    • Property Value Fluctuations: Consider the potential impact of fluctuating real estate prices on the investment. In a declining market, properties purchased at a peak might not achieve expected valuations or rental incomes.

The Broader Implications of Due Diligence

  1. Enhanced Investment Security
    • Risk Mitigation: Comprehensive due diligence helps identify and mitigate potential risks before they become problematic. This can include legal risks, financial inconsistencies, or market-related challenges.
    • Informed Decision Making: By thoroughly understanding all aspects of the DST, including the trust structure, property specifics, sponsor history, and market conditions, you can make more informed decisions that align with your investment goals.
  2. Regulatory Compliance and Transparency
    • Legal Compliance: Ensure that all aspects of the DST meet relevant legal and regulatory requirements to avoid any legal complications that might arise post-investment.
    • Operational Transparency: A well-conducted due diligence process ensures that the investment operation is transparent, making it easier to monitor and manage over time.

The importance of due diligence in DST investments cannot be overstated. It serves not only as a protective measure against potential losses but also as a foundation for making empowered and informed investment decisions. At 1031 Exchange Place, emphasizing thorough due diligence ensures that your investments are both secure and aligned with your financial objectives.

Discover Lucrative DST Investment Opportunities with 1031 Exchange Place

Are you ready to elevate your investment portfolio? At 1031 Exchange Place, we offer you a gateway to lucrative Delaware Statutory Trust (DST) opportunities, meticulously tailored to meet the needs of savvy investors seeking both stability and growth. With DSTs, you can take advantage of unique, tax-deferred real estate investments, allowing you to defer all capital gains taxes through 1031 exchanges.

Why choose us? We prioritize your financial aspirations by providing transparent, thoroughly vetted DST investments with a track record of performance. Our team of experts conducts extensive due diligence to ensure that each investment opportunity minimizes risks and maximizes returns. We understand the market dynamics and craft investment strategies that are not just safe but also profitable.

Join a community of forward-thinking investors who are benefiting from our expertly managed DST offerings. By partnering with us, you gain access to:

  • Exclusive DST opportunities that are not available to the general public.
  • Comprehensive support and advice from seasoned investment professionals.
  • A diversified portfolio that spreads risk and enhances potential returns.

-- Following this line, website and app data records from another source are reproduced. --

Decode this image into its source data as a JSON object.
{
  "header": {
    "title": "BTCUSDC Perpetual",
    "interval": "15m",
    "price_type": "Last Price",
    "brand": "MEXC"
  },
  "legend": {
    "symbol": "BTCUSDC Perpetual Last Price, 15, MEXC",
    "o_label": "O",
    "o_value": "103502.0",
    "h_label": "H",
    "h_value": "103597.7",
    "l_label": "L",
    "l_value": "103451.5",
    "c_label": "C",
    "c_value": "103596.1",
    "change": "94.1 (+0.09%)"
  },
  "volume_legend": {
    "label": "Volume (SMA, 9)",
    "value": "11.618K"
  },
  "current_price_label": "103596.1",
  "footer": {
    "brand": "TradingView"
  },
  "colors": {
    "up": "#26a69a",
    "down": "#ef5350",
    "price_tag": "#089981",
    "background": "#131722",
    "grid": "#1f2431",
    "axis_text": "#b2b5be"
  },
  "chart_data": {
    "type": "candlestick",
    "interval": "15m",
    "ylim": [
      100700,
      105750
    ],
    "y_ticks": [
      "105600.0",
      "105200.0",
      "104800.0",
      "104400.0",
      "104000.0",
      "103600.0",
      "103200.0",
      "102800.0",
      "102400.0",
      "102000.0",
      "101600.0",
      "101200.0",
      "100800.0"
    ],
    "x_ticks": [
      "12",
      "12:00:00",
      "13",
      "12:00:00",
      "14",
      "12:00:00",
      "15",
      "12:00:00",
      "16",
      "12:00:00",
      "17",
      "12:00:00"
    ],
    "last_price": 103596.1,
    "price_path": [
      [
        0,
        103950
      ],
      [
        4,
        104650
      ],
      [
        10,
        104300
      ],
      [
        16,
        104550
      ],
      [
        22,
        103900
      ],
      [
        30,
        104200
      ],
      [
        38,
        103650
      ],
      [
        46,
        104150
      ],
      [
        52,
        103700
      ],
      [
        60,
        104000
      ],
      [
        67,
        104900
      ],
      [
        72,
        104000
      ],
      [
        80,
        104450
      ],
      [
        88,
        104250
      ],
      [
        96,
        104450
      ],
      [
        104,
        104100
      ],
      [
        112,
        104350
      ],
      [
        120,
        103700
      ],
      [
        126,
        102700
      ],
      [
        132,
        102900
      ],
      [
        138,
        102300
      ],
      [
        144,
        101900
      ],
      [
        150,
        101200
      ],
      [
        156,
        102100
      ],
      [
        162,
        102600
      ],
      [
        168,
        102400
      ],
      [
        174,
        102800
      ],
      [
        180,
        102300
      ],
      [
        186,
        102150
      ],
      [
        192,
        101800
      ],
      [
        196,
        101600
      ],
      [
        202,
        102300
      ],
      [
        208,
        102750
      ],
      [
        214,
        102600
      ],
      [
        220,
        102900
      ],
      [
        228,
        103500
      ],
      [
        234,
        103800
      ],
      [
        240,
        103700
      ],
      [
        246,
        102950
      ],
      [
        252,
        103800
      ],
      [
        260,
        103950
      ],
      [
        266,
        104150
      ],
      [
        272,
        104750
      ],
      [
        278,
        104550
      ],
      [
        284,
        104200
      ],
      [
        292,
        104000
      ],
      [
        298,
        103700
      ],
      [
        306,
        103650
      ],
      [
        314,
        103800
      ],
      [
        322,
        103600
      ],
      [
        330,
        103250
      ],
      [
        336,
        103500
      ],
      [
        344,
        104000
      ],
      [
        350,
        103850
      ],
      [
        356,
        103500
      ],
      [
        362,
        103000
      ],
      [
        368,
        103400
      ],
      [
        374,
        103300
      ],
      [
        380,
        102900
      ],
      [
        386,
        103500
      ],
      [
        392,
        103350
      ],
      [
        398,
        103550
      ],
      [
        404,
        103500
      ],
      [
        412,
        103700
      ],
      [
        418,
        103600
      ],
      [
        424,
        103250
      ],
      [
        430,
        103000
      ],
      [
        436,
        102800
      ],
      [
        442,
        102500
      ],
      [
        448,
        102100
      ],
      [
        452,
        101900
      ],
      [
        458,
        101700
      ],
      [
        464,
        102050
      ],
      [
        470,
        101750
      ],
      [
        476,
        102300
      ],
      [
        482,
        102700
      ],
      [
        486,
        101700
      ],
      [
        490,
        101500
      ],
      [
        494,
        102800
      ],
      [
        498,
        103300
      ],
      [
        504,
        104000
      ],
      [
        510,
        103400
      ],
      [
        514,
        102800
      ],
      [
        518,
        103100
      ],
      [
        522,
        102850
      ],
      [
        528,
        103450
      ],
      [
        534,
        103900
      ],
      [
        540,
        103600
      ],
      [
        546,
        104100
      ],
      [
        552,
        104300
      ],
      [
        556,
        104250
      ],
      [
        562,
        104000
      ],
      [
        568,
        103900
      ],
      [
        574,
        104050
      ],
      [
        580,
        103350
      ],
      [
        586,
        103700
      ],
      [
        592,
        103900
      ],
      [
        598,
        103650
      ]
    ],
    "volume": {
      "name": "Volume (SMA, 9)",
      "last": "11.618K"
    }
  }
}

Take the next step towards securing your financial future. Contact 1031 Exchange Place today to explore how our DST investments can help you achieve your real estate and financial goals. Let us help you turn your investment dreams into reality.


1031 Investment Advisor

Nate oversees the daily operations, business development, and strategy for 1031 Exchange Place. He became interested in real estate from a young age due to his father's influence. After earning his real estate license at 18, Nate worked in the 1031 industry, focusing on business development through a unique white-labeling model. Following a religious mission in Taiwan, he continued in the industry until the 2008/2009 real estate crash. During the downturn, Nate pursued entrepreneurship and marketing, working with startups and outdoor companies. As the 1031 market recovered, he returned to work with his father, aiming to provide a more personalized experience for clients. Nate is passionate about outdoor activities and spends his free time with his wife and four sons, enjoying fly fishing, skiing, backpacking, rock climbing, and riding dirt bikes.